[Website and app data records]
►

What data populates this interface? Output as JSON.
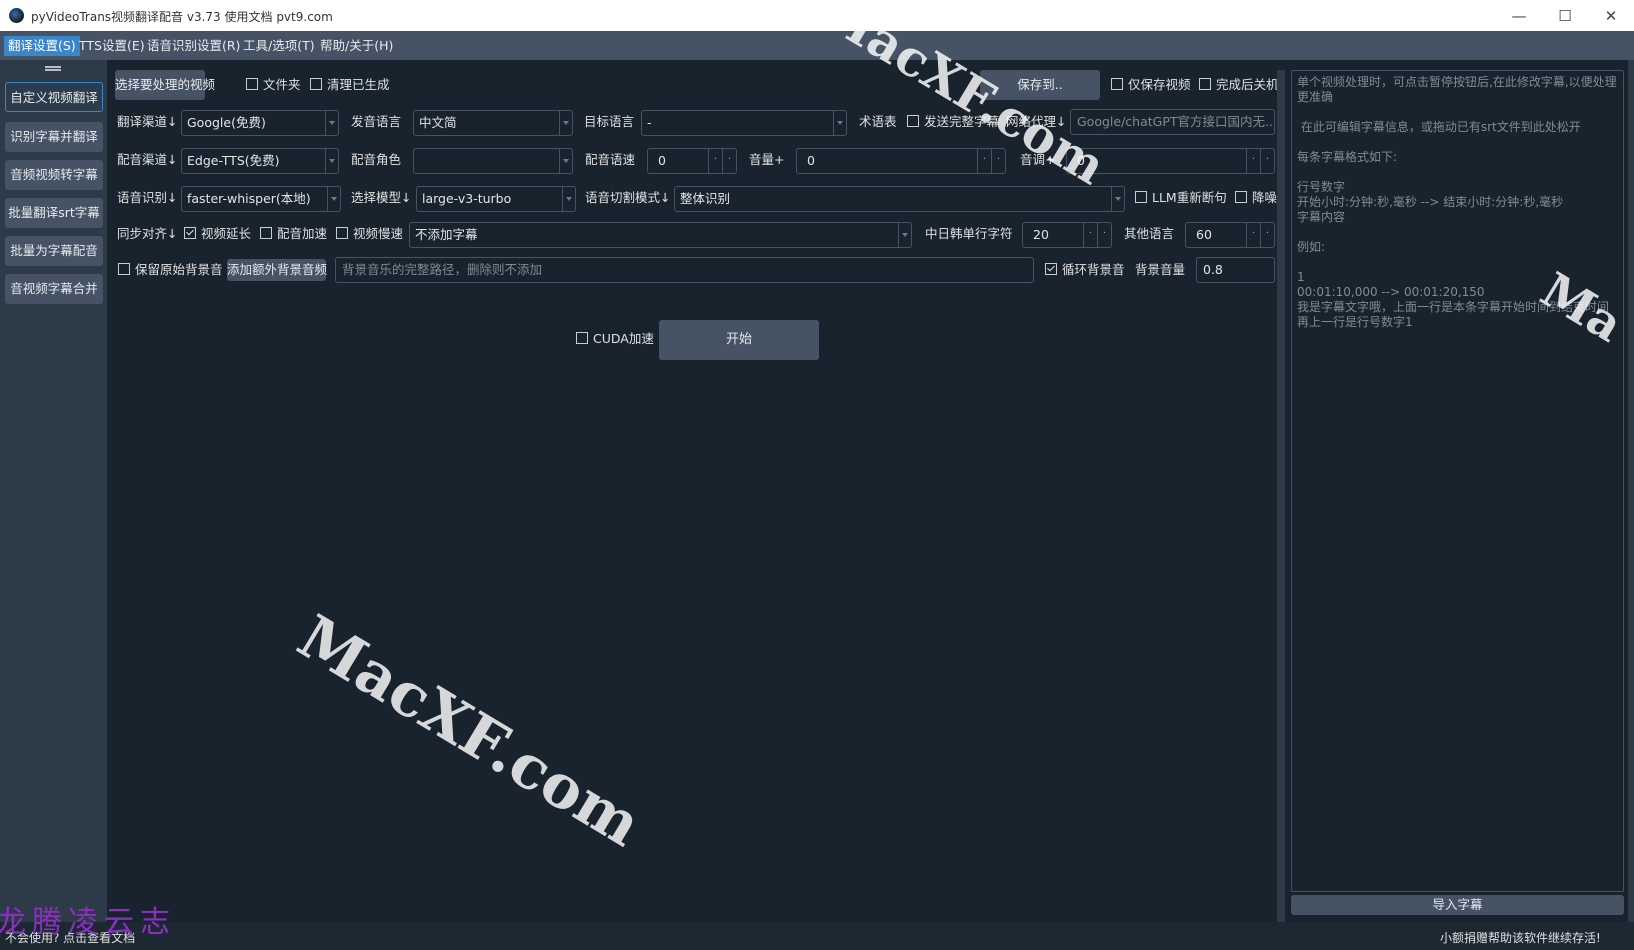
{
  "window": {
    "title": "pyVideoTrans视频翻译配音 v3.73  使用文档  pvt9.com"
  },
  "menu": [
    "翻译设置(S)",
    "TTS设置(E)",
    "语音识别设置(R)",
    "工具/选项(T)",
    "帮助/关于(H)"
  ],
  "sidebar": [
    "自定义视频翻译",
    "识别字幕并翻译",
    "音频视频转字幕",
    "批量翻译srt字幕",
    "批量为字幕配音",
    "音视频字幕合并"
  ],
  "top": {
    "select_video": "选择要处理的视频",
    "folder": "文件夹",
    "clear_generated": "清理已生成",
    "save_to": "保存到..",
    "only_save_video": "仅保存视频",
    "shutdown_after": "完成后关机"
  },
  "row1": {
    "trans_channel_label": "翻译渠道↓",
    "trans_channel_value": "Google(免费)",
    "source_lang_label": "发音语言",
    "source_lang_value": "中文简",
    "target_lang_label": "目标语言",
    "target_lang_value": "-",
    "glossary": "术语表",
    "send_full_subtitle": "发送完整字幕",
    "proxy_label": "网络代理↓",
    "proxy_placeholder": "Google/chatGPT官方接口国内无..."
  },
  "row2": {
    "dub_channel_label": "配音渠道↓",
    "dub_channel_value": "Edge-TTS(免费)",
    "dub_role_label": "配音角色",
    "dub_role_value": "",
    "dub_speed_label": "配音语速",
    "dub_speed_value": "0",
    "volume_label": "音量+",
    "volume_value": "0",
    "pitch_label": "音调+",
    "pitch_value": "0"
  },
  "row3": {
    "asr_label": "语音识别↓",
    "asr_value": "faster-whisper(本地)",
    "model_label": "选择模型↓",
    "model_value": "large-v3-turbo",
    "split_label": "语音切割模式↓",
    "split_value": "整体识别",
    "llm_resplit": "LLM重新断句",
    "denoise": "降噪"
  },
  "row4": {
    "sync_label": "同步对齐↓",
    "video_extend": "视频延长",
    "dub_accel": "配音加速",
    "video_slow": "视频慢速",
    "subtitle_mode": "不添加字幕",
    "cjk_chars_label": "中日韩单行字符",
    "cjk_chars_value": "20",
    "other_lang_label": "其他语言",
    "other_lang_value": "60"
  },
  "row5": {
    "keep_bg": "保留原始背景音",
    "add_bg_button": "添加额外背景音频",
    "bg_path_placeholder": "背景音乐的完整路径，删除则不添加",
    "loop_bg": "循环背景音",
    "bg_volume_label": "背景音量",
    "bg_volume_value": "0.8"
  },
  "action": {
    "cuda": "CUDA加速",
    "start": "开始"
  },
  "right_panel": {
    "text": "单个视频处理时，可点击暂停按钮后,在此修改字幕,以便处理更准确\n\n 在此可编辑字幕信息，或拖动已有srt文件到此处松开\n\n每条字幕格式如下:\n\n行号数字\n开始小时:分钟:秒,毫秒 --> 结束小时:分钟:秒,毫秒\n字幕内容\n\n例如:\n\n1\n00:01:10,000 --> 00:01:20,150\n我是字幕文字哦，上面一行是本条字幕开始时间到结束时间\n再上一行是行号数字1",
    "import_button": "导入字幕"
  },
  "status": {
    "help_link": "不会使用? 点击查看文档",
    "donate": "小额捐赠帮助该软件继续存活!"
  },
  "watermarks": [
    "MacXF.com",
    "MacXF.com",
    "MacXF.com",
    "Ma",
    "龙腾凌云志"
  ],
  "colors": {
    "background": "#19232d",
    "panel": "#455364",
    "accent": "#3b86c8"
  }
}
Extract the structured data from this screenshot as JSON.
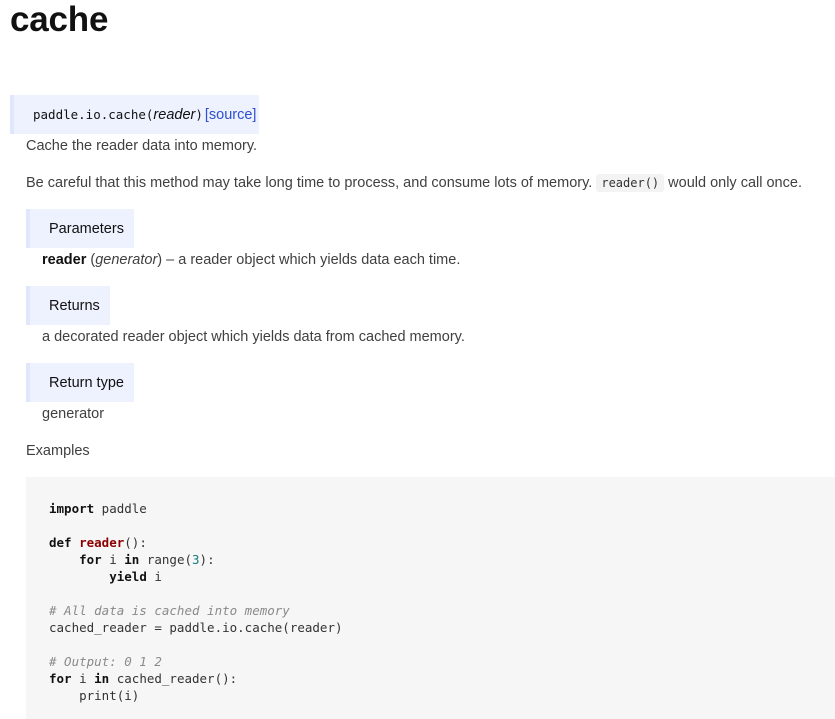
{
  "page": {
    "title": "cache"
  },
  "signature": {
    "module_path": "paddle.io.cache(",
    "param": "reader",
    "close_paren": ")",
    "source_link": "[source]"
  },
  "description": {
    "summary": "Cache the reader data into memory.",
    "warning_before": "Be careful that this method may take long time to process, and consume lots of memory. ",
    "warning_code": "reader()",
    "warning_after": " would only call once."
  },
  "parameters": {
    "heading": "Parameters",
    "name": "reader",
    "type": "generator",
    "desc": " – a reader object which yields data each time."
  },
  "returns": {
    "heading": "Returns",
    "desc": "a decorated reader object which yields data from cached memory."
  },
  "return_type": {
    "heading": "Return type",
    "value": "generator"
  },
  "examples": {
    "heading": "Examples",
    "code": {
      "l1_kw": "import",
      "l1_rest": " paddle",
      "l3_kw": "def",
      "l3_fn": "reader",
      "l3_rest": "():",
      "l4_indent": "    ",
      "l4_kw1": "for",
      "l4_mid": " i ",
      "l4_kw2": "in",
      "l4_call": " range(",
      "l4_num": "3",
      "l4_end": "):",
      "l5_indent": "        ",
      "l5_kw": "yield",
      "l5_rest": " i",
      "l7_comment": "# All data is cached into memory",
      "l8": "cached_reader = paddle.io.cache(reader)",
      "l10_comment": "# Output: 0 1 2",
      "l11_kw1": "for",
      "l11_mid": " i ",
      "l11_kw2": "in",
      "l11_rest": " cached_reader():",
      "l12": "    print(i)"
    }
  }
}
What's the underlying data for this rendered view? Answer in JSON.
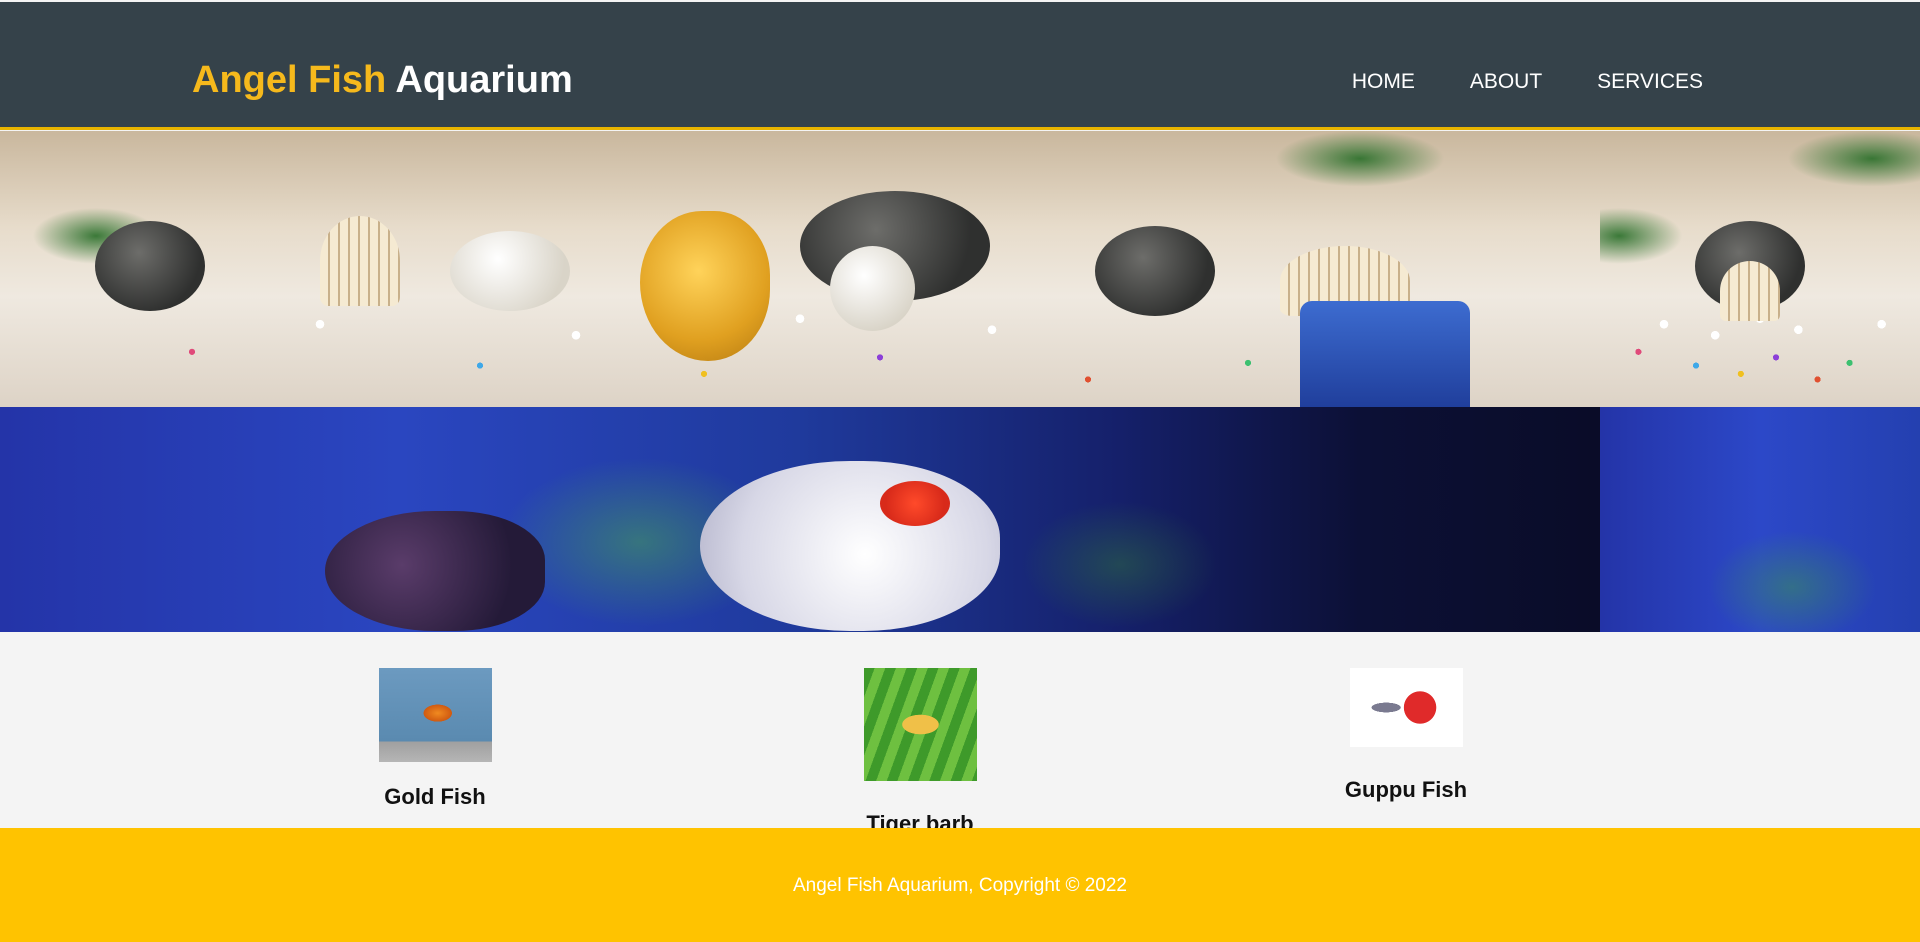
{
  "header": {
    "logo_highlight": "Angel Fish",
    "logo_rest": "Aquarium",
    "nav": [
      "HOME",
      "ABOUT",
      "SERVICES"
    ]
  },
  "products": [
    {
      "name": "Gold Fish"
    },
    {
      "name": "Tiger barb"
    },
    {
      "name": "Guppu Fish"
    }
  ],
  "footer": {
    "text": "Angel Fish Aquarium, Copyright © 2022"
  },
  "colors": {
    "header_bg": "#35424a",
    "accent": "#ffc300",
    "logo_highlight": "#f6b91c"
  }
}
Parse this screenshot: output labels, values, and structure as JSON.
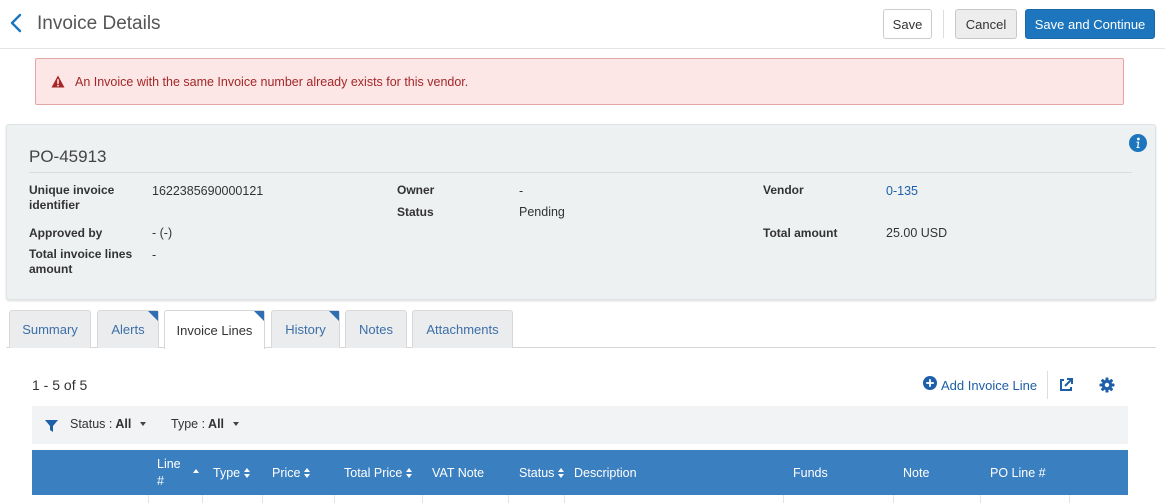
{
  "header": {
    "title": "Invoice Details",
    "save_label": "Save",
    "cancel_label": "Cancel",
    "save_continue_label": "Save and Continue"
  },
  "alert": {
    "message": "An Invoice with the same Invoice number already exists for this vendor."
  },
  "details": {
    "title": "PO-45913",
    "unique_id_label": "Unique invoice identifier",
    "unique_id_value": "1622385690000121",
    "approved_by_label": "Approved by",
    "approved_by_value": "- (-)",
    "total_lines_label": "Total invoice lines amount",
    "total_lines_value": "-",
    "owner_label": "Owner",
    "owner_value": "-",
    "status_label": "Status",
    "status_value": "Pending",
    "vendor_label": "Vendor",
    "vendor_value": "0-135",
    "total_amount_label": "Total amount",
    "total_amount_value": "25.00 USD"
  },
  "tabs": [
    {
      "label": "Summary",
      "active": false,
      "flag": false
    },
    {
      "label": "Alerts",
      "active": false,
      "flag": true
    },
    {
      "label": "Invoice Lines",
      "active": true,
      "flag": true
    },
    {
      "label": "History",
      "active": false,
      "flag": true
    },
    {
      "label": "Notes",
      "active": false,
      "flag": false
    },
    {
      "label": "Attachments",
      "active": false,
      "flag": false
    }
  ],
  "toolbar": {
    "count": "1 - 5 of 5",
    "add_line_label": "Add Invoice Line"
  },
  "filters": {
    "status_label": "Status :",
    "status_value": "All",
    "type_label": "Type :",
    "type_value": "All"
  },
  "table": {
    "columns": [
      "Line #",
      "Type",
      "Price",
      "Total Price",
      "VAT Note",
      "Status",
      "Description",
      "Funds",
      "Note",
      "PO Line #"
    ]
  },
  "colors": {
    "primary": "#1d76bd",
    "link": "#1d5fa8",
    "alert_bg": "#fce6e6",
    "alert_text": "#a52727",
    "table_header": "#3a7fc0"
  },
  "icons": [
    "chevron-left-icon",
    "warning-icon",
    "info-icon",
    "plus-circle-icon",
    "external-link-icon",
    "gear-icon",
    "filter-icon"
  ]
}
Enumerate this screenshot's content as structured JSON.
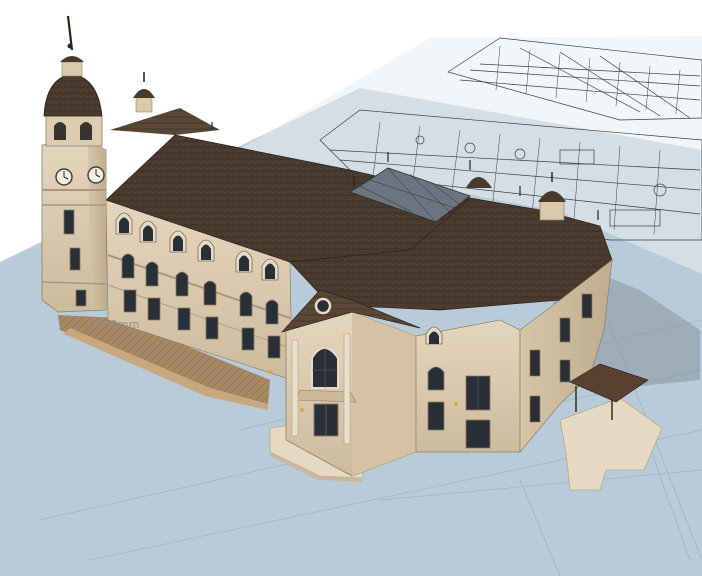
{
  "scene": {
    "dimension_label": "15.0mm"
  }
}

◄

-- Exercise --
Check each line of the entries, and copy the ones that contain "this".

-- Written solution --
What data populates this interface? Output as JSON.
Extract the structured data from this screenshot as JSON.
    "warning_before": "Be careful that this method may take long time to process, and consume lots of memory. ",
What's the underlying data for this rendered view? Answer in JSON.
Parse this screenshot: output labels, values, and structure as JSON.
    "message": "An Invoice with the same Invoice number already exists for this vendor."
Enumerate this screenshot's content as structured JSON.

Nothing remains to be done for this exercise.